Work order = In the entries below, find each line with the word "JSON" and pull it out.

Material for this task =
- - -
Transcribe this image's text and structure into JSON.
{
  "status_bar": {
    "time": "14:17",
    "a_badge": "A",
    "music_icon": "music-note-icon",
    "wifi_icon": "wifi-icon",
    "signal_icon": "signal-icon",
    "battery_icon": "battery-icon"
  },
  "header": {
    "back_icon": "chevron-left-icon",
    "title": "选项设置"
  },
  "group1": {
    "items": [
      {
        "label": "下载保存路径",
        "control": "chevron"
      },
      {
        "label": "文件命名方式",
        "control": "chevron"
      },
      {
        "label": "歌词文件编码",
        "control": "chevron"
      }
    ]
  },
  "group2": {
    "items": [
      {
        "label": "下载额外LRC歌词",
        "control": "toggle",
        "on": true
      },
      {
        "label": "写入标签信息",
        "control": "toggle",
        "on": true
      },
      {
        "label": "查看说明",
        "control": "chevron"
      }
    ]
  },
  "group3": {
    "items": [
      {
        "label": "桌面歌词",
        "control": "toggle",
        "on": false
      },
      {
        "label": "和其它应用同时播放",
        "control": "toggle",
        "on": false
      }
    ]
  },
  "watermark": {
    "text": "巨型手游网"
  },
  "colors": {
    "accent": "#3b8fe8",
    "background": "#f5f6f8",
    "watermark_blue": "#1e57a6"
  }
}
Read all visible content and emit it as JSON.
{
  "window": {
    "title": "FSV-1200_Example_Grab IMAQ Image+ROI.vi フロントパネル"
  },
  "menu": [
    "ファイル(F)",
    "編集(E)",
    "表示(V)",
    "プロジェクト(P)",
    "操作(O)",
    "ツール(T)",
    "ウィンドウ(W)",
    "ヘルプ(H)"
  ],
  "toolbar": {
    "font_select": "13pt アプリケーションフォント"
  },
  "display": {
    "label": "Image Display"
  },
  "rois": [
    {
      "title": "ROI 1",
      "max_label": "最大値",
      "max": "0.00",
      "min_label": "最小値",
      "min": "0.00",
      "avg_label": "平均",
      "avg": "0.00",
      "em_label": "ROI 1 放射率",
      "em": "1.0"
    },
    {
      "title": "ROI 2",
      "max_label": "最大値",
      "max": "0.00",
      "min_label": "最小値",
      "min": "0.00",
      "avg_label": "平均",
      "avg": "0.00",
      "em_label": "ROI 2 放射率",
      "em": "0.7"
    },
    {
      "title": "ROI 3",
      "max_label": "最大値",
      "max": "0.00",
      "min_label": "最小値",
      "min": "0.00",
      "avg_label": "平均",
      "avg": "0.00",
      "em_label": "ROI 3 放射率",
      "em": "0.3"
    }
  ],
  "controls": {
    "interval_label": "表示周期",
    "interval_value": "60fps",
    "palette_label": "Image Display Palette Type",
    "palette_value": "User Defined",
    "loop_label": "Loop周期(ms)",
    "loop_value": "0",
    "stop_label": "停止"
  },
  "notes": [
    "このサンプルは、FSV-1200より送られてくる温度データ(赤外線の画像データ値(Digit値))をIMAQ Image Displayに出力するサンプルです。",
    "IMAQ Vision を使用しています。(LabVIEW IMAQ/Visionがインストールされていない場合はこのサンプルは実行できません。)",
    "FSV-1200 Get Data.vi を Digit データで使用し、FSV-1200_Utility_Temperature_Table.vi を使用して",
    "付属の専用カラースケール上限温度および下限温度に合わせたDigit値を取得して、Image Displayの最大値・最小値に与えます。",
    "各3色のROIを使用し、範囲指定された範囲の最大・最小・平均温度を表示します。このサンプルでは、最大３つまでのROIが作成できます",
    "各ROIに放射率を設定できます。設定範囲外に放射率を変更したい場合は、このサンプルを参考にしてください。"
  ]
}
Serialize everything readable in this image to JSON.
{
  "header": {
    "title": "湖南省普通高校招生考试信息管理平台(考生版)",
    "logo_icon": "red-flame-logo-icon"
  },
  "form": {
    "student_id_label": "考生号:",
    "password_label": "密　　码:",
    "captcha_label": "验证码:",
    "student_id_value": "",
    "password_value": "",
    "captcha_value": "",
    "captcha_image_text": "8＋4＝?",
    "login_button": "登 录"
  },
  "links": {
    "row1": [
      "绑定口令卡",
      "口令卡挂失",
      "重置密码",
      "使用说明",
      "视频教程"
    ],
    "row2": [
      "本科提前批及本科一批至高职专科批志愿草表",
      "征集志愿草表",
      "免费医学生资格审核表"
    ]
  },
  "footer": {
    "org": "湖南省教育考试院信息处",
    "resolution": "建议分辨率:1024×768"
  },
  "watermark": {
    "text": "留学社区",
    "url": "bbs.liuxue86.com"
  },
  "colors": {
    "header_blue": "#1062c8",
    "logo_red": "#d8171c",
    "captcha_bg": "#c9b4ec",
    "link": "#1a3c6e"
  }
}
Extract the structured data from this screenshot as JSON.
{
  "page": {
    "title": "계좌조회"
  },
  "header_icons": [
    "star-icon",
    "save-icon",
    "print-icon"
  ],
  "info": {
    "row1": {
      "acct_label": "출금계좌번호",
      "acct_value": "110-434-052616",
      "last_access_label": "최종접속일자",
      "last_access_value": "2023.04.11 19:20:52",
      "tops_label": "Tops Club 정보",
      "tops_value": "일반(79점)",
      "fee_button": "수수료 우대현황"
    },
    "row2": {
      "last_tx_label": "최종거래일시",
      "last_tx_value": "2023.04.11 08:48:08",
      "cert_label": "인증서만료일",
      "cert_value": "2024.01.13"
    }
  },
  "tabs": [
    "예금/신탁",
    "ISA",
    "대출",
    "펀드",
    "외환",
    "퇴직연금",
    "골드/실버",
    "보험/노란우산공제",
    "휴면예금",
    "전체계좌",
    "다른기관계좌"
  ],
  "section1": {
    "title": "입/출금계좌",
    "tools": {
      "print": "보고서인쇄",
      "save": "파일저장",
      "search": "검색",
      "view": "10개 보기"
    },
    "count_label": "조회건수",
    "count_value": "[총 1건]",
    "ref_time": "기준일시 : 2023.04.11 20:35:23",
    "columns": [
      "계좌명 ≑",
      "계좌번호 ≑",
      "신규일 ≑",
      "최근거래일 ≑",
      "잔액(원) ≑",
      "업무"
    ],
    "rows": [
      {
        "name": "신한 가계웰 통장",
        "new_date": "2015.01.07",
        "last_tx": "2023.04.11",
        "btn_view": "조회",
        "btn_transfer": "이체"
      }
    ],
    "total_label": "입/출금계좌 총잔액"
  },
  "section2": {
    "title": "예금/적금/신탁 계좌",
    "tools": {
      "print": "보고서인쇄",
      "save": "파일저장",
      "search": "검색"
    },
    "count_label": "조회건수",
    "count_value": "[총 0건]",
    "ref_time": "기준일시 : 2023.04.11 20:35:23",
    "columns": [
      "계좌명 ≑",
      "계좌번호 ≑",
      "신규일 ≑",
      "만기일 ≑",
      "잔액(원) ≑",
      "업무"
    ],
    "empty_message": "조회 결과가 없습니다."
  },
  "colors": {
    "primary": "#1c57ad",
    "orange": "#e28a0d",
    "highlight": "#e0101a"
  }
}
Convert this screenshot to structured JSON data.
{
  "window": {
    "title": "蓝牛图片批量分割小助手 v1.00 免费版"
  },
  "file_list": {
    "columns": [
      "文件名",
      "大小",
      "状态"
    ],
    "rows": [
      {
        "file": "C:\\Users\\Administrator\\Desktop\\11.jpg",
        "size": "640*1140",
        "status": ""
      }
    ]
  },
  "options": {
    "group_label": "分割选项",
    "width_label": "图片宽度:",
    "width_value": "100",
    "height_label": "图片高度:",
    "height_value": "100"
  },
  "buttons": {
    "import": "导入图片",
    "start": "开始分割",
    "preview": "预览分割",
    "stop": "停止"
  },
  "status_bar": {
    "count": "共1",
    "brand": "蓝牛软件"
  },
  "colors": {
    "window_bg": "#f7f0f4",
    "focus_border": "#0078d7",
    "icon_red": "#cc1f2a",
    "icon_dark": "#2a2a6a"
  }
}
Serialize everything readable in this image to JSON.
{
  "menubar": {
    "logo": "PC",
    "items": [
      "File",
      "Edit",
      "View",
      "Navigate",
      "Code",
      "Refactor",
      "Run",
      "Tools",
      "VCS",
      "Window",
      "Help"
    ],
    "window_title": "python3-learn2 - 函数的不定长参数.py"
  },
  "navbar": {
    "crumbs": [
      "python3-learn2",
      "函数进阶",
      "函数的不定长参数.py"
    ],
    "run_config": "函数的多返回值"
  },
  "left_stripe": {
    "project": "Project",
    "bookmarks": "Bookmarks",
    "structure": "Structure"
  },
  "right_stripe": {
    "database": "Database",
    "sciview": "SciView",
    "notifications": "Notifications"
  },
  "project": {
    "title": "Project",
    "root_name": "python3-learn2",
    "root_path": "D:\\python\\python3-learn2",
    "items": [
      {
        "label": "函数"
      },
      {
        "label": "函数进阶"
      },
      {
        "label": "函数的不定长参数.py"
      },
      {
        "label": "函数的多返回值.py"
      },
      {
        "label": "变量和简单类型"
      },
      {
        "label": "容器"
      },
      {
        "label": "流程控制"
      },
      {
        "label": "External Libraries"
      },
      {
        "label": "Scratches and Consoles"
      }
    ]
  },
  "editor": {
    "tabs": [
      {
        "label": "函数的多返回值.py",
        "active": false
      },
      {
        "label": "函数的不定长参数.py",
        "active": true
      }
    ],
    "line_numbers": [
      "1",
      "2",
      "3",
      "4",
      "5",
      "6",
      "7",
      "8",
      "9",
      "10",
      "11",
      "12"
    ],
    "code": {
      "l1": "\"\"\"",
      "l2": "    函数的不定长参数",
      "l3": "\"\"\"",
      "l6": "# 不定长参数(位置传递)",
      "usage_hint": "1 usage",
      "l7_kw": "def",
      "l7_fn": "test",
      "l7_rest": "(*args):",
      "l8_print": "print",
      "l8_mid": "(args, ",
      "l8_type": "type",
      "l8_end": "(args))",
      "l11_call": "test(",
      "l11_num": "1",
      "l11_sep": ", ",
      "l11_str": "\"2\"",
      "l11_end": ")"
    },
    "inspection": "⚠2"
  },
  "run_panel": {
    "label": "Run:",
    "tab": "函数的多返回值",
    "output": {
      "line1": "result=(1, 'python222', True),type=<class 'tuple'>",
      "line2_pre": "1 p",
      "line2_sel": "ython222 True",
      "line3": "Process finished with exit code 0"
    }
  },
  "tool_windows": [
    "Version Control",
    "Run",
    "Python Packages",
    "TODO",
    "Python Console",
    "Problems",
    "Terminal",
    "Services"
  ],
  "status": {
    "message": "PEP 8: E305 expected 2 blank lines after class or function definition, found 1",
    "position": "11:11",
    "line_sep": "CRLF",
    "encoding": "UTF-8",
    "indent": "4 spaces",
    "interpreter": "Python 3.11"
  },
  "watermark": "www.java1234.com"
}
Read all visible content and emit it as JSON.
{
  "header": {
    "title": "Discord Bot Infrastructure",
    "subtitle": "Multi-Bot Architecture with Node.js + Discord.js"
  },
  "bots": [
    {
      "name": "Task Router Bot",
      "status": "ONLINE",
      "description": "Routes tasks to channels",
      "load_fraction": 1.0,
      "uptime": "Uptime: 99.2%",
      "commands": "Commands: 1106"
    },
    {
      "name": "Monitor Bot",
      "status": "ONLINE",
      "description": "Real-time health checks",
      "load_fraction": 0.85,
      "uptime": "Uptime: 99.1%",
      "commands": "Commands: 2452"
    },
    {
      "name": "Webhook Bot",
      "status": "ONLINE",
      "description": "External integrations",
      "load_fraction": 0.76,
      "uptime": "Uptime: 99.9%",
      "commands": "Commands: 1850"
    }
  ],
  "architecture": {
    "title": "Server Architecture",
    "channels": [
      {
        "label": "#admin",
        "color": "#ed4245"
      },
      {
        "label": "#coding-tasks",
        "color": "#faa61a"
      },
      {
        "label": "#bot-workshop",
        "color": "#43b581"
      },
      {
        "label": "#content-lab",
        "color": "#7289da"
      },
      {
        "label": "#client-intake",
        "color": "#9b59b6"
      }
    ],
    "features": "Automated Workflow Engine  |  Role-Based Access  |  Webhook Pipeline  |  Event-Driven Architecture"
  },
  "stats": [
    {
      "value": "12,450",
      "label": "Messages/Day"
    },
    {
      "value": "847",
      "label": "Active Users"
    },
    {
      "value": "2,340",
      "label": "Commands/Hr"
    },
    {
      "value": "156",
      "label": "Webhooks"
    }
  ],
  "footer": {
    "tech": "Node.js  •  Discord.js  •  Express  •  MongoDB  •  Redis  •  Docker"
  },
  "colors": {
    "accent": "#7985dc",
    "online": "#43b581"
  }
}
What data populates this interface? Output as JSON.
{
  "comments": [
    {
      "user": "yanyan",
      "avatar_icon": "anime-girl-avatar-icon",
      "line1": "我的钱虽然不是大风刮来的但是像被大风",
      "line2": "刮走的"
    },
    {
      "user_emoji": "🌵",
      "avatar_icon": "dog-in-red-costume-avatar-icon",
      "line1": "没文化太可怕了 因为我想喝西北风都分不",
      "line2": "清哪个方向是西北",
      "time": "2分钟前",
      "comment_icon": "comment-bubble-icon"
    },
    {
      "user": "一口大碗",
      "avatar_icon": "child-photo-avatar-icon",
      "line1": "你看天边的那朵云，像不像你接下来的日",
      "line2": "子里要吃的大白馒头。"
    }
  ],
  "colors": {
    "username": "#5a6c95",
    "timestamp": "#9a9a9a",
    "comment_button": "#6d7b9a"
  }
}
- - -
Written answer =
Transcribe this image's text and structure into JSON.
Read all visible content and emit it as JSON.
Serialize everything readable in this image to JSON.
Extract the structured data from this screenshot as JSON.
Convert this screenshot to structured JSON data.
Serialize everything readable in this image to JSON.
Read all visible content and emit it as JSON.
What data populates this interface? Output as JSON.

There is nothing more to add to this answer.